After half an hour of conversational ping-pong, I begin to understand that the project is not about creating a postcard book of imagined artifacts but catalyzing a creative process through them. “We are going to take the core of your idea and make one artifact from it” Nicholas says. “But this world you are making, you can go on to develop it for the next six months, the next year, or two years, or twenty years of your life. We can create a whole multiverse from what we began with in the Spring Sessions.”
Nicholas’ own work often involves exploring fantasy worlds. “I am more interested in not knowing what I am doing than in knowing what I am doing” he tells me. “In relation to this idea, my mentor at Cambridge told me that today, we live in a world where people take drugs because they know what they are going to do to them. Take this drug for this, take that drug for that. [My mentor] said, ‘I took a lot of drugs in the 60s and 70s but I was only interested in them because I didn’t know what they were going to do to me. That seems to be the only reason to take drugs.’ To me, that seems to be the only reason to make art, because you don’t know what is going to happen.”

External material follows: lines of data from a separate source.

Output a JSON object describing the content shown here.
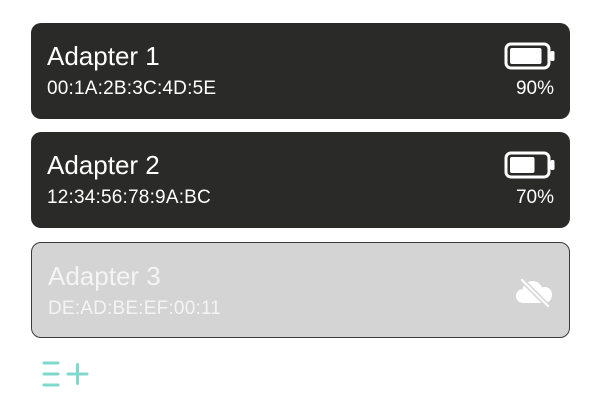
{
  "adapters": [
    {
      "name": "Adapter 1",
      "mac": "00:1A:2B:3C:4D:5E",
      "battery_percent_text": "90%",
      "battery_level": 0.9,
      "status": "connected",
      "icon": "battery-icon"
    },
    {
      "name": "Adapter 2",
      "mac": "12:34:56:78:9A:BC",
      "battery_percent_text": "70%",
      "battery_level": 0.7,
      "status": "connected",
      "icon": "battery-icon"
    },
    {
      "name": "Adapter 3",
      "mac": "DE:AD:BE:EF:00:11",
      "status": "disconnected",
      "icon": "cloud-offline-icon"
    }
  ],
  "toolbar": {
    "add_icon": "add-list-icon"
  },
  "colors": {
    "card_online_bg": "#2a2a28",
    "card_offline_bg": "#d4d4d4",
    "card_offline_text": "#f4f4f4",
    "accent": "#7fd8cc"
  }
}
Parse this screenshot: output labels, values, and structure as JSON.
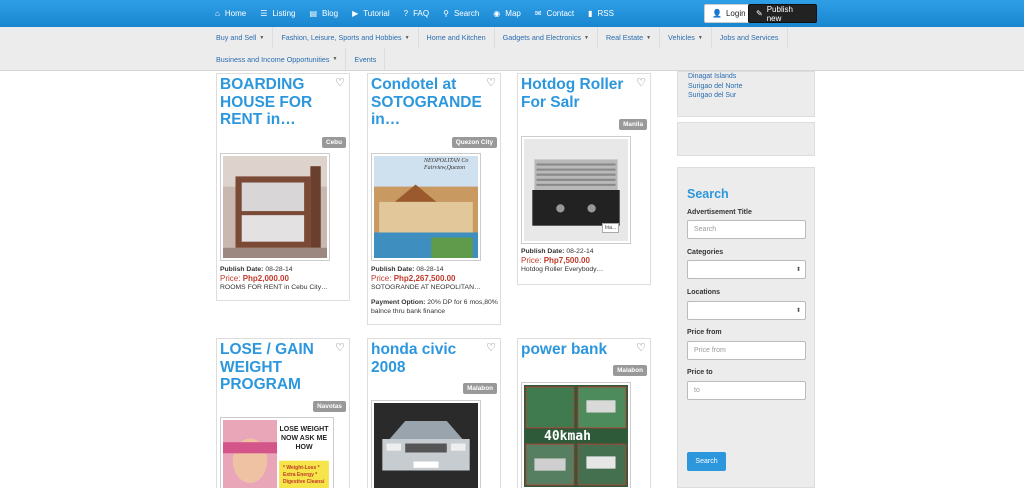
{
  "topnav": [
    {
      "label": "Home",
      "icon": "home-icon",
      "glyph": "⌂"
    },
    {
      "label": "Listing",
      "icon": "list-icon",
      "glyph": "☰"
    },
    {
      "label": "Blog",
      "icon": "document-icon",
      "glyph": "▤"
    },
    {
      "label": "Tutorial",
      "icon": "play-icon",
      "glyph": "▶"
    },
    {
      "label": "FAQ",
      "icon": "question-icon",
      "glyph": "?"
    },
    {
      "label": "Search",
      "icon": "search-icon",
      "glyph": "⚲"
    },
    {
      "label": "Map",
      "icon": "globe-icon",
      "glyph": "◉"
    },
    {
      "label": "Contact",
      "icon": "envelope-icon",
      "glyph": "✉"
    },
    {
      "label": "RSS",
      "icon": "signal-icon",
      "glyph": "▮"
    }
  ],
  "auth": {
    "login": "Login",
    "publish": "Publish new"
  },
  "categories_row1": [
    {
      "label": "Buy and Sell",
      "dropdown": true
    },
    {
      "label": "Fashion, Leisure, Sports and Hobbies",
      "dropdown": true
    },
    {
      "label": "Home and Kitchen",
      "dropdown": false
    },
    {
      "label": "Gadgets and Electronics",
      "dropdown": true
    },
    {
      "label": "Real Estate",
      "dropdown": true
    },
    {
      "label": "Vehicles",
      "dropdown": true
    },
    {
      "label": "Jobs and Services",
      "dropdown": false
    }
  ],
  "categories_row2": [
    {
      "label": "Business and Income Opportunities",
      "dropdown": true
    },
    {
      "label": "Events",
      "dropdown": false
    }
  ],
  "listings": [
    {
      "title": "BOARDING HOUSE FOR RENT in…",
      "location": "Cebu",
      "publish_label": "Publish Date:",
      "publish_date": "08-28-14",
      "price_label": "Price:",
      "price": "Php2,000.00",
      "desc": "ROOMS FOR RENT in Cebu City…",
      "extra_label": "",
      "extra": ""
    },
    {
      "title": "Condotel at SOTOGRANDE in…",
      "location": "Quezon City",
      "publish_label": "Publish Date:",
      "publish_date": "08-28-14",
      "price_label": "Price:",
      "price": "Php2,267,500.00",
      "desc": "SOTOGRANDE AT NEOPOLITAN…",
      "extra_label": "Payment Option:",
      "extra": "20% DP for 6 mos,80% balnce thru bank finance",
      "img_text": "NEOPOLITAN Co Fairview,Quezon"
    },
    {
      "title": "Hotdog Roller For Salr",
      "location": "Manila",
      "publish_label": "Publish Date:",
      "publish_date": "08-22-14",
      "price_label": "Price:",
      "price": "Php7,500.00",
      "desc": "Hotdog Roller Everybody…",
      "extra_label": "",
      "extra": ""
    },
    {
      "title": "LOSE / GAIN WEIGHT PROGRAM",
      "location": "Navotas",
      "img_text": "LOSE WEIGHT NOW ASK ME HOW",
      "img_list": "* Weight-Loss * Extra Energy * Digestive Cleansi"
    },
    {
      "title": "honda civic 2008",
      "location": "Malabon"
    },
    {
      "title": "power bank",
      "location": "Malabon",
      "img_text": "40kmah"
    }
  ],
  "sidebar_locations": [
    "Dinagat Islands",
    "Surigao del Norte",
    "Surigao del Sur"
  ],
  "search": {
    "title": "Search",
    "ad_title_label": "Advertisement Title",
    "ad_title_placeholder": "Search",
    "categories_label": "Categories",
    "locations_label": "Locations",
    "price_from_label": "Price from",
    "price_from_placeholder": "Price from",
    "price_to_label": "Price to",
    "price_to_placeholder": "to",
    "button": "Search"
  },
  "colors": {
    "accent": "#2c97dd",
    "topbar": "#1a86d0",
    "price": "#c0392b"
  }
}
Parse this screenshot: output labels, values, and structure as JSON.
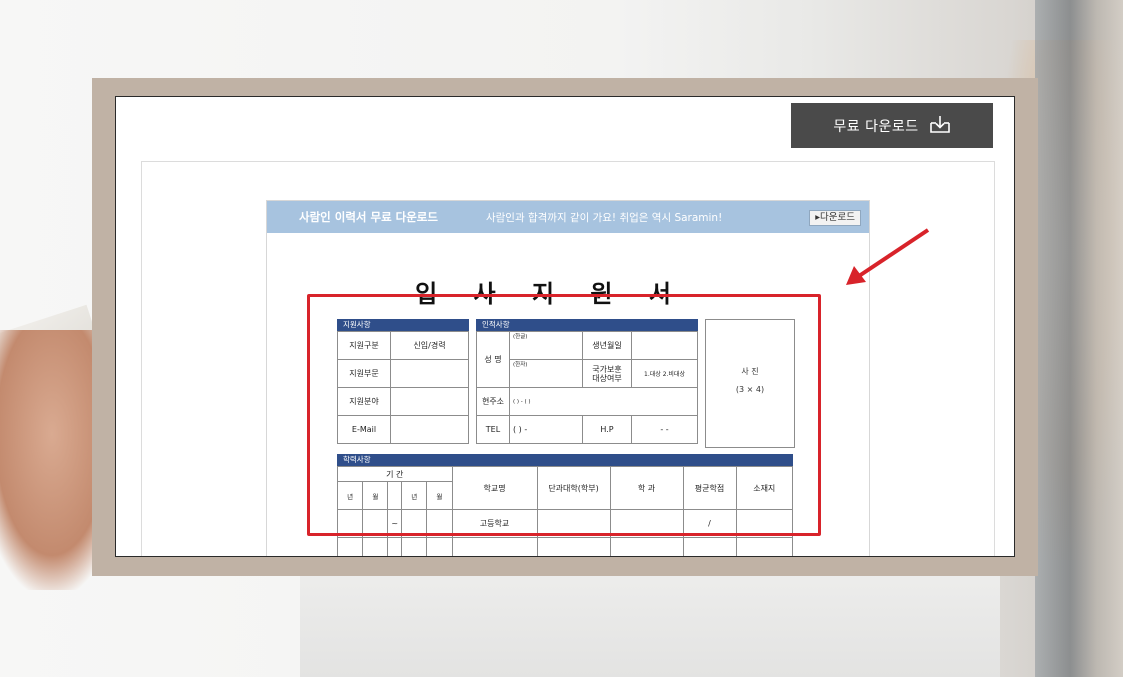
{
  "download_button": {
    "label": "무료 다운로드",
    "icon": "download-tray-icon"
  },
  "doc_banner": {
    "title": "사람인 이력서 무료 다운로드",
    "tagline": "사람인과 합격까지 같이 가요! 취업은 역시 Saramin!",
    "button": "▸다운로드"
  },
  "form": {
    "title": "입 사 지 원 서",
    "apply_section": {
      "header": "지원사항",
      "rows": [
        {
          "label": "지원구분",
          "value": "신입/경력"
        },
        {
          "label": "지원부문",
          "value": ""
        },
        {
          "label": "지원분야",
          "value": ""
        },
        {
          "label": "E-Mail",
          "value": ""
        }
      ]
    },
    "personal_section": {
      "header": "인적사항",
      "name_label": "성 명",
      "hangul": "(한글)",
      "hanja": "(한자)",
      "birth_label": "생년월일",
      "veteran_label": "국가보훈\n대상여부",
      "veteran_value": "1.대상 2.비대상",
      "address_label": "현주소",
      "address_value": "(    ) - (    )",
      "tel_label": "TEL",
      "tel_value": "(   )    -",
      "hp_label": "H.P",
      "hp_value": "-     -"
    },
    "photo": {
      "label": "사  진",
      "size": "(3 × 4)"
    },
    "education_section": {
      "header": "학력사항",
      "period_label": "기 간",
      "year": "년",
      "month": "월",
      "columns": [
        "학교명",
        "단과대학(학부)",
        "학 과",
        "평균학점",
        "소재지"
      ],
      "first_row": {
        "dash": "~",
        "school": "고등학교",
        "gpa": "/"
      }
    }
  },
  "colors": {
    "frame": "#c0b2a5",
    "button_bg": "#4a4a4a",
    "banner": "#a7c3df",
    "section_head": "#2f4e8a",
    "highlight": "#d8232a"
  }
}
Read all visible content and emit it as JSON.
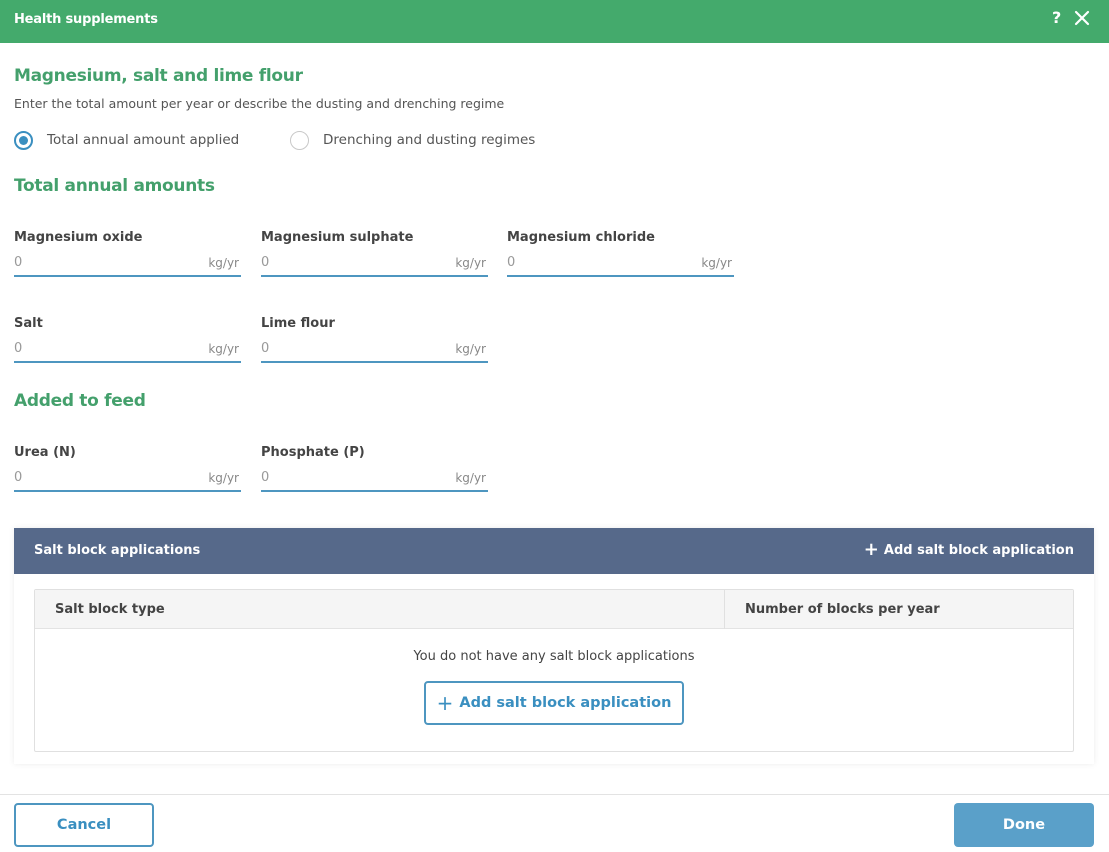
{
  "dialog": {
    "title": "Health supplements",
    "help_icon": "question-mark-icon",
    "help_glyph": "?",
    "close_icon": "close-icon"
  },
  "section_mag": {
    "heading": "Magnesium, salt and lime flour",
    "subtext": "Enter the total amount per year or describe the dusting and drenching regime",
    "options": [
      {
        "label": "Total annual amount applied",
        "checked": true
      },
      {
        "label": "Drenching and dusting regimes",
        "checked": false
      }
    ]
  },
  "section_totals": {
    "heading": "Total annual amounts",
    "fields": [
      {
        "label": "Magnesium oxide",
        "value": "0",
        "unit": "kg/yr"
      },
      {
        "label": "Magnesium sulphate",
        "value": "0",
        "unit": "kg/yr"
      },
      {
        "label": "Magnesium chloride",
        "value": "0",
        "unit": "kg/yr"
      },
      {
        "label": "Salt",
        "value": "0",
        "unit": "kg/yr"
      },
      {
        "label": "Lime flour",
        "value": "0",
        "unit": "kg/yr"
      }
    ]
  },
  "section_feed": {
    "heading": "Added to feed",
    "fields": [
      {
        "label": "Urea (N)",
        "value": "0",
        "unit": "kg/yr"
      },
      {
        "label": "Phosphate (P)",
        "value": "0",
        "unit": "kg/yr"
      }
    ]
  },
  "salt_blocks": {
    "title": "Salt block applications",
    "add_label": "Add salt block application",
    "add_icon": "plus-icon",
    "columns": [
      "Salt block type",
      "Number of blocks per year"
    ],
    "empty_message": "You do not have any salt block applications",
    "empty_button_label": "Add salt block application"
  },
  "footer": {
    "cancel_label": "Cancel",
    "done_label": "Done"
  },
  "colors": {
    "header_green": "#44aa6c",
    "heading_green": "#44a06c",
    "accent_blue": "#3a8fc0",
    "panel_header": "#56698a",
    "done_button": "#5aa0c9"
  }
}
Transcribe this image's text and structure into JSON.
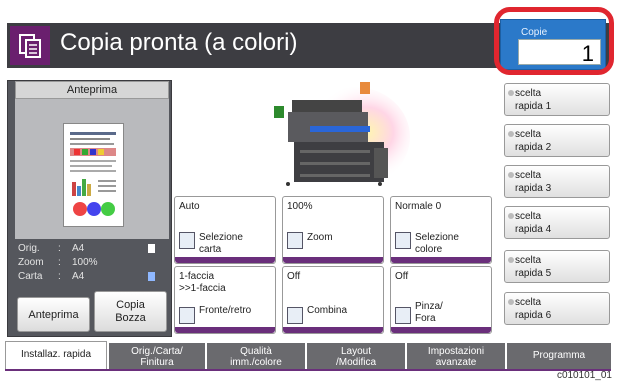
{
  "header": {
    "title": "Copia pronta (a colori)",
    "icon": "copy-icon"
  },
  "copies": {
    "label": "Copie",
    "value": "1"
  },
  "preview": {
    "tab_label": "Anteprima",
    "info": [
      {
        "key": "Orig.",
        "value": "A4"
      },
      {
        "key": "Zoom",
        "value": "100%"
      },
      {
        "key": "Carta",
        "value": "A4"
      }
    ],
    "preview_button": "Anteprima",
    "draft_button": {
      "line1": "Copia",
      "line2": "Bozza"
    }
  },
  "functions": [
    {
      "value": "Auto",
      "label1": "Selezione",
      "label2": "carta",
      "icon": "paper-select-icon"
    },
    {
      "value": "100%",
      "label1": "Zoom",
      "label2": "",
      "icon": "zoom-icon"
    },
    {
      "value": "Normale 0",
      "label1": "Selezione",
      "label2": "colore",
      "icon": "color-select-icon"
    },
    {
      "value": "1-faccia",
      "value2": ">>1-faccia",
      "label1": "Fronte/retro",
      "label2": "",
      "icon": "duplex-icon"
    },
    {
      "value": "Off",
      "label1": "Combina",
      "label2": "",
      "icon": "combine-icon"
    },
    {
      "value": "Off",
      "label1": "Pinza/",
      "label2": "Fora",
      "icon": "staple-icon"
    }
  ],
  "quick_buttons": [
    {
      "line1": "scelta",
      "line2": "rapida 1"
    },
    {
      "line1": "scelta",
      "line2": "rapida 2"
    },
    {
      "line1": "scelta",
      "line2": "rapida 3"
    },
    {
      "line1": "scelta",
      "line2": "rapida 4"
    },
    {
      "line1": "scelta",
      "line2": "rapida 5"
    },
    {
      "line1": "scelta",
      "line2": "rapida 6"
    }
  ],
  "tabs": [
    {
      "line1": "Installaz. rapida",
      "line2": ""
    },
    {
      "line1": "Orig./Carta/",
      "line2": "Finitura"
    },
    {
      "line1": "Qualità",
      "line2": "imm./colore"
    },
    {
      "line1": "Layout",
      "line2": "/Modifica"
    },
    {
      "line1": "Impostazioni",
      "line2": "avanzate"
    },
    {
      "line1": "Programma",
      "line2": ""
    }
  ],
  "figure_code": "c010101_01",
  "colors": {
    "header": "#3d3d42",
    "accent": "#6a1f6e",
    "copies": "#2b79c9",
    "highlight": "#e0262f"
  }
}
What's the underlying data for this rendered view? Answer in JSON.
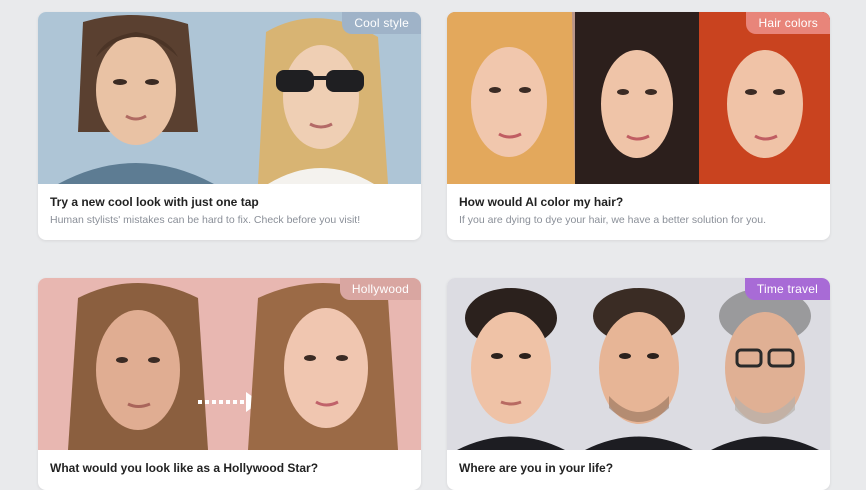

Perhaps the power of artifacts/emblems lies here, in the notion that they are a springboard for exploring the imagination. The observer meditates upon the physical form of the artifact/emblem and projects a mishmash of subconscious associations onto its surface: archetypes, memories, social biases, sensations, fragments of history. If you are lucky, something new emerges from this cerebral jumble, perhaps a feeling or maybe even an epiphany (which Nicholas excitedly describes as “the flash of a new neurological pathway being created”).
It strikes me that this exploratory quality is found in the silent conversations between Marco Polo and Kublai Khan, conversations that are “enhanced [by] the space that remained around [them], a void not filled with words. The descriptions of cities Marco Polo visited had this virtue, you could wander through them in thought, become lost, stop and enjoy the cool air, or run off.”
As the seasons pass, Marco Polo beings to learn the Tartar language and words began to replace objects and gestures in his tales, but communication between him and the Emperor is not as happy as it had been. “Now [Marco’s] accounts were the most precise and detailed that the Great Khan could wish and there was no question or curiosity which they did not satisfy. And yet, each piece of information about a place recalled to the emperor’s mind that first gesture or object with which Marco had designated the place. The new fact received a meaning from that emblem and also added to the emblem a new meaning.”
The Emperor asks Marco Polo, “ ‘On the day when I know all the emblems, shall I be able to possess my empire at last?’ And the Venetian answered: ‘Sire, do not believe it. On that day, you will be an emblem among emblems.’ ”
Thoraya El-Rayyes is a writer and literary translator living in Amman, Jordan. Her translations of Arabic fiction have appeared in various literary magazines including World Literature Today, The Common, CutBank, and Banipal.